For most young people it was above all the district they lived in that determined who went to the Ossi and who went elsewhere. David was no exception. Later on, he spent more time in another club, which has long since been closed, like so many other places in Hoyerswerda. Today, the Ossi is the town's only youth club.

His daily routine in those teenager years followed a fixed pattern, and going to the club was an integral part of it. School, going to the club with his friends, then off to the sports ground, and in the evening to the abandoned school garden of the Kopernikus School. The empty ruin of the school was a place of adventure and held a special attraction for the youngsters. Many of David's friendships date back to that time as do fond memories of sharing time with others in social get-togethers.

But: "There were always clear rules," at school and at home. Crossing limits inevitably had its consequences. That is something David feels is missing today, something he would like to pass on as an educator, despite his limited options to influence matters in the Ossi as a voluntary facility. Showing respect, especially for older people, politeness and good manners are important to him.

Indirect route to becoming an educator

When his application to the police (his original career aspiration) was turned down, David had to bridge one year. Family and friends came up with the idea of his trying a social year at kindergarten. He was, after all, good at communicating and had always liked spending time with children. He loved his work there, and the original plan of spending one year in education turned into a five-year training course to become an educator. He was offered a job in the Ossi, where he'd already completed an internship and knew some colleagues, directly after he had passed his exam.

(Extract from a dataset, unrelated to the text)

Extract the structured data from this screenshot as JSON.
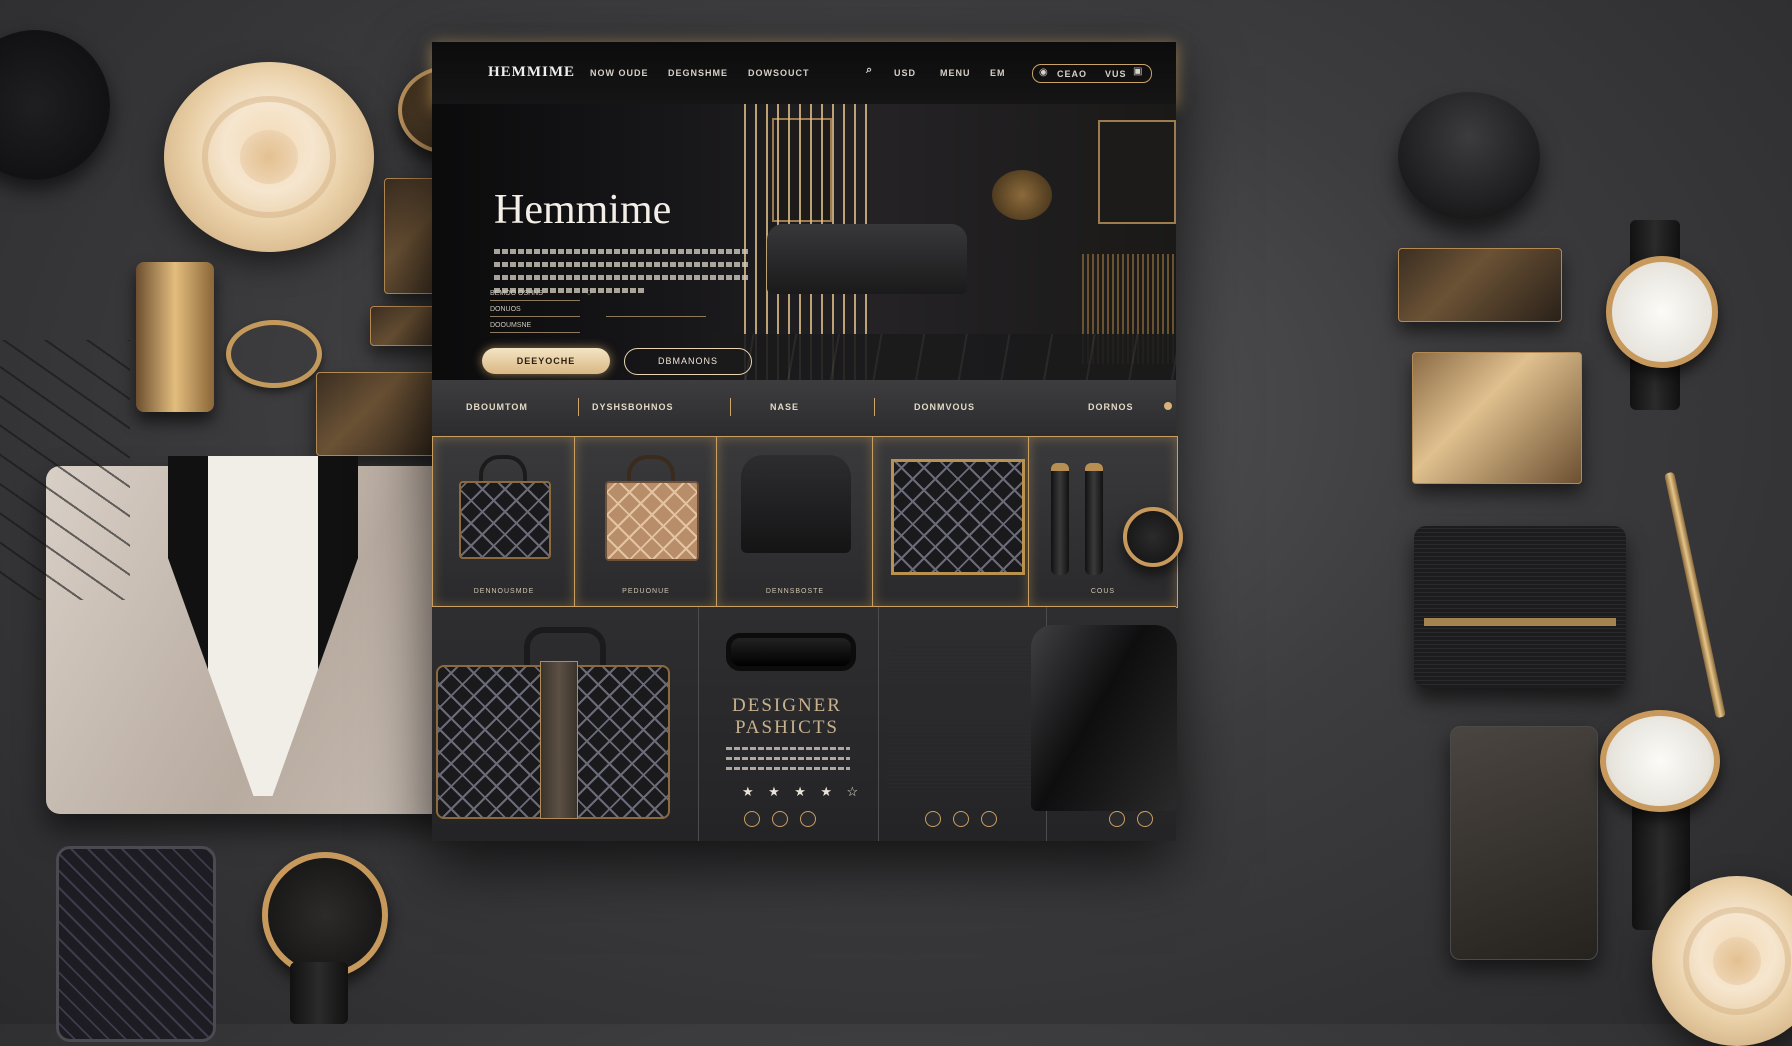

Today, David believes that the happiest moments in his job are when the young people express their personal appreciation and affection for him or when he feels that he makes a difference in a conflict between children and parents, for example. He still has a lot of ambitious plans for his young people: He is currently busy qualifying as a fitness coach. With this under his belt he wants to offer a new service in the Ossi. The guys had told him they would like to have that in the Ossi. Sport brings people together and helps reduce stress.

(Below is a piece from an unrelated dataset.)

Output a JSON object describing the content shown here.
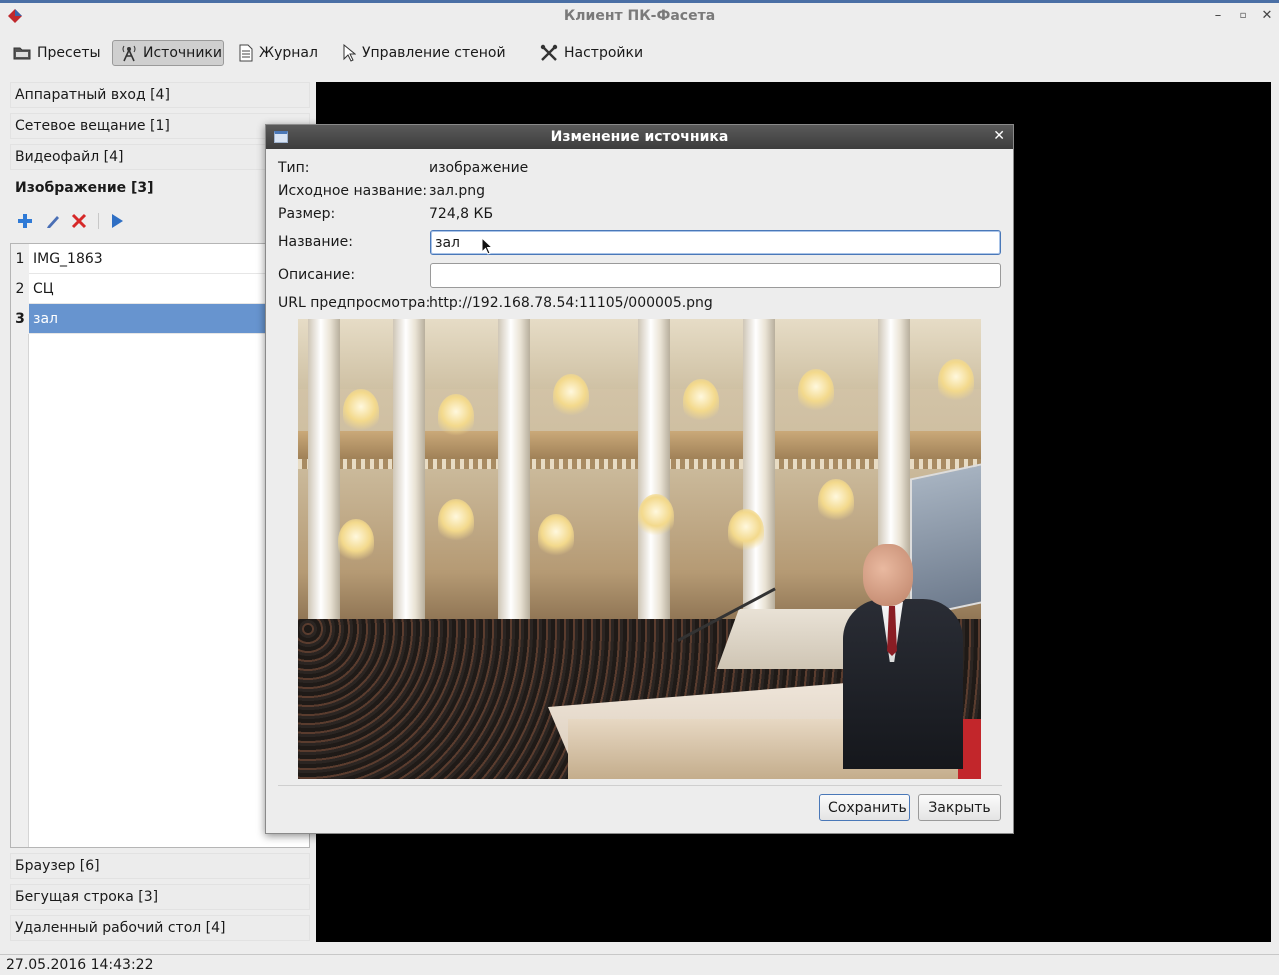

A future in Hoyerswerda?

What Hoyerswerda needs is more free-of-charge facilities for young people, David is convinced. It's true, he says, that the new trampoline park is good but it is expensive, and the town has rapidly disintegrated over recent decades. The many vacant premises have made it gray and drab. David tells us that some of the young people from the Ossi take part in demonstrations and motorcades against the Covid-19 rules these days – not acting out of conviction but simply because "there's something happening there".

David himself will "definitely" stay in Hoyerswerda. He is a "social animal", he says, and he feels most at ease where his family and friends are. The Ossi, which is soon to become part of a new, cross-generational meeting point and educational center in Hoyerswerda, offers him an interesting professional perspective.

"I don't need a big city," says David. But Hoyerswerda should in fact be offering a bit more than it is now. He understands those who leave town or don't want to move there in the first place. David hopes that current projects like a leisure park and the planned satellite campus of Dresden University won't fizzle out again and will bring new life to the town: "Something finally needs to happen here."

The Freudenberg Foundation was one of the initiators of the RAA Hoyerswerda/East Saxony and has provided both institutional and project-referenced support since it was set up in 1993. The Foundation is also represented on the advisory board for education of Hoyerswerda town council and, together with the municipality, is a founding member of the Weinheim Initiative working group for smoothly successful transitions from school to job. In late 2021, the Foundation, the RAA Hoyerswerda and the RAA Saxony commissioned a survey to investigate how young people in Hoyerswerda experience democracy.